Even his critics admit he is energetic. He has already clocked up 2,500 miles, more than Mr Blair and Charles Kennedy. "I know where I am now," he quips, "but if you ask me next week where I was today, I'm not sure I would remember."

At 63, is this Mr Howard's one shot at being Prime Minister? "I am only thinking about this election," he says. Does he want to lead his party into the referendum on Europe scheduled for next year, widely seen as the most likely launchpad for a Tory recovery? "I have an election to win," is all he will say.

His party is stuck in the polls but Mr Howard is remarkably upbeat about its prospects. Perhaps a bad day will be followed by good headlines. If he loses on 5 May, he will go down fighting his way. It is too late to change course now.

Life and times

* Born: 7 July 1941 in south Wales where his parents ran a clothes shop.

* Education: Llanelli Grammar School before winning a place at Peterhouse, Cambridge. At university Howard became involved in Conservative politics and was elected to the committee of the Cambridge University Conservative Association before becoming president of the Cambridge Union in 1962.

* Family: Married Sandra in 1975. Two children, Nicholas and Larissa.

* Career: Trained to be a barrister and was called to the Bar in 1964. In 1982, he was appointed as a QC. Elected as MP for Folkestone and Hythe in 1983. In 1984, he was appointed Parliamentary Private Secretary to the Solicitor General.

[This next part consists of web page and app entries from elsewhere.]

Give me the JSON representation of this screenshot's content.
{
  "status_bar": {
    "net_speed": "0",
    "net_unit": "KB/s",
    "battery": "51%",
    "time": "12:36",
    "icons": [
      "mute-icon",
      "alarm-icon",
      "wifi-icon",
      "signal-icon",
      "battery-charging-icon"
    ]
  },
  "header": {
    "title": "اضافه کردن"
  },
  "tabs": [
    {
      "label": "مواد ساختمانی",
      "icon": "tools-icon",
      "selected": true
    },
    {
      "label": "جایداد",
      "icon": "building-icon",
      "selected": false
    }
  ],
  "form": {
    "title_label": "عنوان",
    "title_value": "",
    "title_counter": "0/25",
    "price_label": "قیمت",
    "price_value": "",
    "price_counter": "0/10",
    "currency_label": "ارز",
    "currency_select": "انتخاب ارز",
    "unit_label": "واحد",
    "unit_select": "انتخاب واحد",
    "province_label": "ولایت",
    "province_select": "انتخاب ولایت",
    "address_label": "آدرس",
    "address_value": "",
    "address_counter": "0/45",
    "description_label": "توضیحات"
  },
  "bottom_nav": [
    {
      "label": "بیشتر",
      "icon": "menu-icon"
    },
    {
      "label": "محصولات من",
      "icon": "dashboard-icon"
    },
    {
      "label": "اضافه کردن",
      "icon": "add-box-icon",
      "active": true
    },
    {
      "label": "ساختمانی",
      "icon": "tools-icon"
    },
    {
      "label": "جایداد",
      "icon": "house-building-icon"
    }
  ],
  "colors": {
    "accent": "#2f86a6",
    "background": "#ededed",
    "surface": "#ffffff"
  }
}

In 1990, he becameEmployment minister. After the 1992 election, he was appointed Environment minister. In 1993, he became Home Secretary, a job he held for four years. From 1997 to 1999, he was Shadow foreign secretary. In 2001, he was appointed Shadow chancellor of the exchequer. Elected Tory leader in 2003, after Ian Duncan Smith resigned.

* Profile: A two sided personality. In private, he is naturally charming, with a reserved, even shy demeanour. He plays the guitar, used to play in a skiffle group, is a cat lover and a Liverpool fan. In public, Howard is ambitious and driven, with an aggressive streak who enjoys a joust. He had a reputation as a government hard man under Thatcher and Major.